Timing is everything, they say, and the 1982 UK launch timing of BMW’s E30-generation 3 Series was spot on. Princess Diana’s wedding the year before had given spirits a boost and, in a couple of years, enough lucky people would begin to feel richer, thanks to rising wages and house prices and a booming stock market. The classy, good-to-drive E30 captured the mood perfectly and, thanks to its wide choice of bodystyles (two- and four-door saloons, convertible and Touring estate), engines (four- and six-cylinder) and transmissions and decent level of equipment, it quickly became the motor of choice for a generation of pushy drivers.
Fast-forward almost 40 years and those same people, although now less pushy, are helping to rekindle interest in the E30, with the result that good ones now cost almost as much as they did when new and, in some cases, much more. You want an E30 M3, not covered in this guide? Depending on its condition and provenance, it will be between £40,000 and £190,000.

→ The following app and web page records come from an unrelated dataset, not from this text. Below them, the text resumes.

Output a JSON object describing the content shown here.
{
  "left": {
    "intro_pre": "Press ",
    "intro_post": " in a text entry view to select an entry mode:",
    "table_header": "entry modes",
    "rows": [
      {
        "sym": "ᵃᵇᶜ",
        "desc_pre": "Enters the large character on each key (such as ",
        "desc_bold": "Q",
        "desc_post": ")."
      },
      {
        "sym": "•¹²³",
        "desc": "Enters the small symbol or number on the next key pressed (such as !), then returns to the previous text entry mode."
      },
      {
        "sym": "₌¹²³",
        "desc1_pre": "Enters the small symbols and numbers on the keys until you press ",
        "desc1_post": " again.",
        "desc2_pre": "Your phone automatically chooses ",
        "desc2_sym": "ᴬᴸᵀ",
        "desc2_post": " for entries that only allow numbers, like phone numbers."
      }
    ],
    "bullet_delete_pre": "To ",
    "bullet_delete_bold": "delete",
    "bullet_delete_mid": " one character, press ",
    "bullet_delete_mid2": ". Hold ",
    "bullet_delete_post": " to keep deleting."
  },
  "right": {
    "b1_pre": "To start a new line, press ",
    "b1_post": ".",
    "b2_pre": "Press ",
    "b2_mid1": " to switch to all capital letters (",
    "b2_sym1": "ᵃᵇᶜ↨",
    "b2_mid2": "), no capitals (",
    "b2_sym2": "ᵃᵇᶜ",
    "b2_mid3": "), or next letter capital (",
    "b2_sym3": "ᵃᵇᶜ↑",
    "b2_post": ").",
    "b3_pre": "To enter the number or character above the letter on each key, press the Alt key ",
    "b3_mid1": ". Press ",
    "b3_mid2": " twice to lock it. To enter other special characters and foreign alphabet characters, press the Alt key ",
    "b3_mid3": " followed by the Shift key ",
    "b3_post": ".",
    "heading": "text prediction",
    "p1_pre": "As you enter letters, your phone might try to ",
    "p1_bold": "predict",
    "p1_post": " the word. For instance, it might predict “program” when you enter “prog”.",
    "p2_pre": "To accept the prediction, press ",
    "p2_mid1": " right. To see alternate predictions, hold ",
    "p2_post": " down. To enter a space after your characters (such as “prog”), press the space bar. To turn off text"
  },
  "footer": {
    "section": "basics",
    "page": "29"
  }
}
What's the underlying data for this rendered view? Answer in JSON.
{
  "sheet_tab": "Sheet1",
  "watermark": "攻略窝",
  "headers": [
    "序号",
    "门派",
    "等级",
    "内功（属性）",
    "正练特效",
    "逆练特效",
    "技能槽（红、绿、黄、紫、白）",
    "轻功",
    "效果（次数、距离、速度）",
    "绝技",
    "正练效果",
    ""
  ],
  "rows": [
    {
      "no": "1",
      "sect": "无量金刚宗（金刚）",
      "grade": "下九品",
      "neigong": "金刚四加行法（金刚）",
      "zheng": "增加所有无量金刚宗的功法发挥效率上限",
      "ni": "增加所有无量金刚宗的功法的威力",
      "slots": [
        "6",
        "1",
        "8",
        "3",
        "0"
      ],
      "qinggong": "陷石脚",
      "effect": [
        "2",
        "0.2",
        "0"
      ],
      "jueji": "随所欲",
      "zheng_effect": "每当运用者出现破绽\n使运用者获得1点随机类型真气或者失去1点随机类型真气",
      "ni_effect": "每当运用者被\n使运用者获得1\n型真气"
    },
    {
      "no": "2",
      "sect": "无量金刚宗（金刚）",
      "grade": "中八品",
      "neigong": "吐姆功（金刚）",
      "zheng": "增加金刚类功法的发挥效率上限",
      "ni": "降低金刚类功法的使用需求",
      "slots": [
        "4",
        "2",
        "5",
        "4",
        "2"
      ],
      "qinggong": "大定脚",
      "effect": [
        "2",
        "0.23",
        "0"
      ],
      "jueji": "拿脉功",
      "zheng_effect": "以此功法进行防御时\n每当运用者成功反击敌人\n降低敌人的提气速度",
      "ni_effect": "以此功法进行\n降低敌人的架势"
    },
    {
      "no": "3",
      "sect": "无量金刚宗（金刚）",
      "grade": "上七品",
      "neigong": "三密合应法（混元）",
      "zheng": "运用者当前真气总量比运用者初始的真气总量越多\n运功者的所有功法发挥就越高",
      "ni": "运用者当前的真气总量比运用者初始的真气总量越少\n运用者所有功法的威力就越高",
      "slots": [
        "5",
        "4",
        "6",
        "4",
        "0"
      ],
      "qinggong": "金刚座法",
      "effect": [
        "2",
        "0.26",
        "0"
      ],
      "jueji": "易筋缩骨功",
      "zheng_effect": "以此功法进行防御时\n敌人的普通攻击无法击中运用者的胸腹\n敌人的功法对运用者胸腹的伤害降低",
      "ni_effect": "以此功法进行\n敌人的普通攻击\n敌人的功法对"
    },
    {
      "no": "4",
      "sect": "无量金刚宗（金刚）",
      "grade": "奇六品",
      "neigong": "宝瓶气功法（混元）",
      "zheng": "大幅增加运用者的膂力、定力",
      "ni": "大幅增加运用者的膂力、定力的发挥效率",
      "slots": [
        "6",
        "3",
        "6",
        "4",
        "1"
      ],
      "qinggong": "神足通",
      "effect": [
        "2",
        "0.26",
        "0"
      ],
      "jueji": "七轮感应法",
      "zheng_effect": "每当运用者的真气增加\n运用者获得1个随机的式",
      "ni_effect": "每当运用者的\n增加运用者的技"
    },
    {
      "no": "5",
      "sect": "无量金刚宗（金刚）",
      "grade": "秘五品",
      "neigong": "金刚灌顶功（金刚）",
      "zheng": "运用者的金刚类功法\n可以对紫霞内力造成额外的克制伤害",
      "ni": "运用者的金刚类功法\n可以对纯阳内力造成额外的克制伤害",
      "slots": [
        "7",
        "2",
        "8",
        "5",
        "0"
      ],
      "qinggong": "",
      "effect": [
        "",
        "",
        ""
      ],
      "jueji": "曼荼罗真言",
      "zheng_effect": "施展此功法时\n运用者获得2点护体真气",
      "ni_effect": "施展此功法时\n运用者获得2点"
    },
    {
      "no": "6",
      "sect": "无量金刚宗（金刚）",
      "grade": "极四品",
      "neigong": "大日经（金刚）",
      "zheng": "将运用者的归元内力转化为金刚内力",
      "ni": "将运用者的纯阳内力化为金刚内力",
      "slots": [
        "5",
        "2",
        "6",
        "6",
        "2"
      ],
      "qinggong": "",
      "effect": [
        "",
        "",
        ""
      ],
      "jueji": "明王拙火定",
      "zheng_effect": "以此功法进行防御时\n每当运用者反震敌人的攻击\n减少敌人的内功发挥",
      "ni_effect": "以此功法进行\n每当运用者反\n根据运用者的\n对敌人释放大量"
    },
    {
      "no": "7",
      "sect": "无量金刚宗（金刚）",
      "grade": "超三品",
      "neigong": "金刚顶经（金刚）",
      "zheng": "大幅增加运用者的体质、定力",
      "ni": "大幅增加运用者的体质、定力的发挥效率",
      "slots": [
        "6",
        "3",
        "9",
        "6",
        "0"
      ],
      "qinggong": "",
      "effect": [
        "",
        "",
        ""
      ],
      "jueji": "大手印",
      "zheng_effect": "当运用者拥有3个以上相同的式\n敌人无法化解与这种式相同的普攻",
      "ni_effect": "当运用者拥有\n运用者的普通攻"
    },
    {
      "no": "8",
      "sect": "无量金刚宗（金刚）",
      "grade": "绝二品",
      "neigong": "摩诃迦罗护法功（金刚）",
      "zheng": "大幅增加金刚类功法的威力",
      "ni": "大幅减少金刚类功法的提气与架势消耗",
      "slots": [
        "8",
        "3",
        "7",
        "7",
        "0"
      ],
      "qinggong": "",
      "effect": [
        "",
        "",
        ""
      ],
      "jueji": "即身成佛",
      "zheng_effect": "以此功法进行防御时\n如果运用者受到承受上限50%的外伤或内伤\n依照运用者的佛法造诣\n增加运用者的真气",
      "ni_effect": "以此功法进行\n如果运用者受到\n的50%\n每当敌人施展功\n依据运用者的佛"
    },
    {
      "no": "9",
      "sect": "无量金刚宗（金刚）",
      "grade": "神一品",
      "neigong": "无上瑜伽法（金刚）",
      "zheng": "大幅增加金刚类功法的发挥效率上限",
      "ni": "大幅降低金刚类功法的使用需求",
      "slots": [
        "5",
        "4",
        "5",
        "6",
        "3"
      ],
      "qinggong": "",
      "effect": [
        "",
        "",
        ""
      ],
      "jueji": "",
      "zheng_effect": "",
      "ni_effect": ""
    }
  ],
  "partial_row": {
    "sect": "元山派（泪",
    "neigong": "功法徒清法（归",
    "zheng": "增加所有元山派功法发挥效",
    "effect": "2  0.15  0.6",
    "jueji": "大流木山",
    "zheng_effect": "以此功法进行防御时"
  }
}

Fortunately, prices for less exotic but sound E30s start at about £5000, rising to around £12,000 for something like a low-mileage 1989- reg 325i Touring auto. Alternatively, you can get involved for £2500, about right for a tatty runner with rust, a patchy service history, a creaky cabin and malfunctioning electricals. Sounds bad, doesn’t it, except that, if you’re lucky, you might land something like our ‘One we found’ example, an honest motor with flaws but, at heart, as solid as a rock.
The E30 was a big improvement on its predecessor, the E21 (1975-1982), with more secure rear-drive handling, a much-improved driving position and higher levels of smoothness and refinement. However, despite its superior engineering and construction, it rusted just as badly. The 1987 update brought improved protection in this respect.
New buyers had a choice of four-cylinder 1.6- and 1.8-litre carburetted or injected engines and 2.0, 2.3 and 2.5-litre straight-six injected units. Power outputs were impressive for the time but nothing remarkable these days. You’ll find a 316 and 318 pretty underwhelming. The rortiest engine is the 168bhp 2.5-litre straight six in the 325iS but look out, too, for the special 134bhp four-pot in the 1989-on 318iS two-door; it was the most modern engine in the range. We found a tidy 1990-reg example with 147,000 miles for £6750.
Given they were cheaper and the bigger sellers, the cooking 318i and 320i saloons are today the most numerous E30s, split roughly equally between manuals and automatics. Of the two, the 320i manual is the one to have but regardless, at this distance, condition is everything. Rust, particularly, will wipe away any smile. Convertibles, available in Baur-built and later BMW-built forms (the former retains the door frames) are reasonably plentiful but pricey. Definitely one to buy with your head rather than your heart.